Problem to solve: Scan the records that follow, and whenever a line has the word "title", copy it.
[[ Given data, beginning ]]
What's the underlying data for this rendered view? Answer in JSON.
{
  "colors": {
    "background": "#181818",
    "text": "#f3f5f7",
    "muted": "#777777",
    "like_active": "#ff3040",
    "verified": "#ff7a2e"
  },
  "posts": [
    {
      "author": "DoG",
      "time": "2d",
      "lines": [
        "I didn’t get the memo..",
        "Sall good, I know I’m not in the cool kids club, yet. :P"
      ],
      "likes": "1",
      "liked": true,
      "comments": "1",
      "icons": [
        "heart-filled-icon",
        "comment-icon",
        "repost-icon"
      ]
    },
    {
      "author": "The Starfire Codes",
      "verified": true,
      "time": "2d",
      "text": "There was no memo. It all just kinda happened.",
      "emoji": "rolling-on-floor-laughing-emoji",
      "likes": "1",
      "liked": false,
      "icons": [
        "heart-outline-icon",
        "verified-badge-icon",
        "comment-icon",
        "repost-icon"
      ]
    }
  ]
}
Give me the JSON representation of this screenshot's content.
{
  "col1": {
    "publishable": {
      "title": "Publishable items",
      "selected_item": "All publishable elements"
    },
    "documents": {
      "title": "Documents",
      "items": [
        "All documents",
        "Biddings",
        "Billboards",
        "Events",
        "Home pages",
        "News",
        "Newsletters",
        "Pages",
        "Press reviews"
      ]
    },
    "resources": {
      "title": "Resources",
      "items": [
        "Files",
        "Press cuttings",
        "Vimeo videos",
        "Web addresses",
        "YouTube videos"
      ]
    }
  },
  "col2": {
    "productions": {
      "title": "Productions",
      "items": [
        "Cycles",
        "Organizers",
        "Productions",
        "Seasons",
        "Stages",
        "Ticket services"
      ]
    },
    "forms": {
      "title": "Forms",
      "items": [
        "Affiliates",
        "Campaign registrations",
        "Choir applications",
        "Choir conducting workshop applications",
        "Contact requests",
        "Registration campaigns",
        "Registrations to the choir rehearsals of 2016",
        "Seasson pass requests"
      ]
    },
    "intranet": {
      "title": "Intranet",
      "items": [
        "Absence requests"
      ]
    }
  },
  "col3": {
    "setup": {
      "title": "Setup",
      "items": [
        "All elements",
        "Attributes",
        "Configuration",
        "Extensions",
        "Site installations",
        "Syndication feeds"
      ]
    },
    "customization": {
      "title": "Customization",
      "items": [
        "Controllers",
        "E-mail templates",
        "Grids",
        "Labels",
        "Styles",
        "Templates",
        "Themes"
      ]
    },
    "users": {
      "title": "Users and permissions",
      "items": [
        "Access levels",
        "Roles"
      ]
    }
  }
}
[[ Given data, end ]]
Exercise output:
      "title": "Publishable items",
      "title": "Documents",
      "title": "Resources",
      "title": "Productions",
      "title": "Forms",
      "title": "Intranet",
      "title": "Setup",
      "title": "Customization",
      "title": "Users and permissions",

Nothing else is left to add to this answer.